By Kurt Maitland
The Glendronach Distillery has had a relatively tumultuous history. Founded in 1826 by James Allardice, the distillery was almost completely destroyed by fire a decade later. After Allardice’s death, the distillery was taken over by Walter Scott, who ran it until his death in the 1880s.
In 1920, the distillery was bought for £9000 by Charles Grant, the son of the founder of Glenfiddich. The distillery remained the property of the Grant family until 1960, when it was taken over by Teacher’s (who used the Glendronach malt as part of its blend). GlenDronach’s two stills were doubled to four in the late 1960s.
Afterwards, the Glendronach was passed along between different owners. Teacher’s was bought by Allied Brewers, which became Allied Domecq, who were bought by Pernod Ricard in 2005. In 2005, one of Pernod’s first acts as the new owner of the distillery was to close it to convert GlenDronach’s direct coal-fired stills to indirect steam-heated coils.
In 2008, Pernod sold Glendronach to the same consortium led by Billy Walker that recently revitalized Benriach. Under that ownership group, the 15 Year Old Revival, 46% abv, was launched to mark the distillery’s repositioning under new ownership.
Color: Dark Copper
Nose: Earthy, fruity with deep rich sherry tones
Taste: Dusty red grape skin, dark chocolate, the earthiness of nose is more coffee grind on the tongue than anything else (and I mean this in a good way). This is full of sherry goodness and is more than its reputation as a sherry bomb.
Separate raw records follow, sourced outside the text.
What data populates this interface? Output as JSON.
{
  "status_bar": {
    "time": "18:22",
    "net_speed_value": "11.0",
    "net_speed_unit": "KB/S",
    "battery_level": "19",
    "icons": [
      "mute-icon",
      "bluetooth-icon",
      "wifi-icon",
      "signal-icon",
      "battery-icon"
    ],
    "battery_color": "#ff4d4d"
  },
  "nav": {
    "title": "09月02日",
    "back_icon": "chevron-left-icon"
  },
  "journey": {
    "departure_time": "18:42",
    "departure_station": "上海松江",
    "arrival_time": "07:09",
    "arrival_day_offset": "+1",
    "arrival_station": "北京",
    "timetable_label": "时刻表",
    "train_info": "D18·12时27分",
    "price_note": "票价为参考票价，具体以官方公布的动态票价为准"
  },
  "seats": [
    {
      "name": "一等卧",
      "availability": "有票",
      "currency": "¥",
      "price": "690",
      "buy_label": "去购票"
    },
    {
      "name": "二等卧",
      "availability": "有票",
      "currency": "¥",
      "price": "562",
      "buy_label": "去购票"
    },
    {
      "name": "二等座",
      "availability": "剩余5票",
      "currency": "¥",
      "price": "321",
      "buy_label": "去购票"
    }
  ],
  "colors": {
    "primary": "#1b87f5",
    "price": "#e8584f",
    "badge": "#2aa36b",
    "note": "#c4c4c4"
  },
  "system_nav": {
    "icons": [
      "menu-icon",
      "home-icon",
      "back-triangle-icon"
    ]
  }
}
There is salt and even hints of smoke in this release. The mouthfeel is round, full, and slightly dry from having spent a full 15 yrs in a Spanish Oloroso Sherry Cask. Water takes out some of the sweetness, brings on the dryness of the sherry quicker, and makes the hints of smoke a bit more prominent.
Finish: It quickly goes from an earthy, nutty yet silky chocolate mouthful to a long, moderately dry peppery spiciness.
More experienced friends of mine claim that GlenDronach releases are what old versions of Macallan used to taste like. I can’t speak to that but I will say this is a great dram to have on your shelf. As I say above, it’s more than just a “sherry bomb”. It is complex, meaty and alternates between smoky, spicy and fruity.
This single malt runs between $75 and $99 in the U.S. In Britain, expect to pay £45.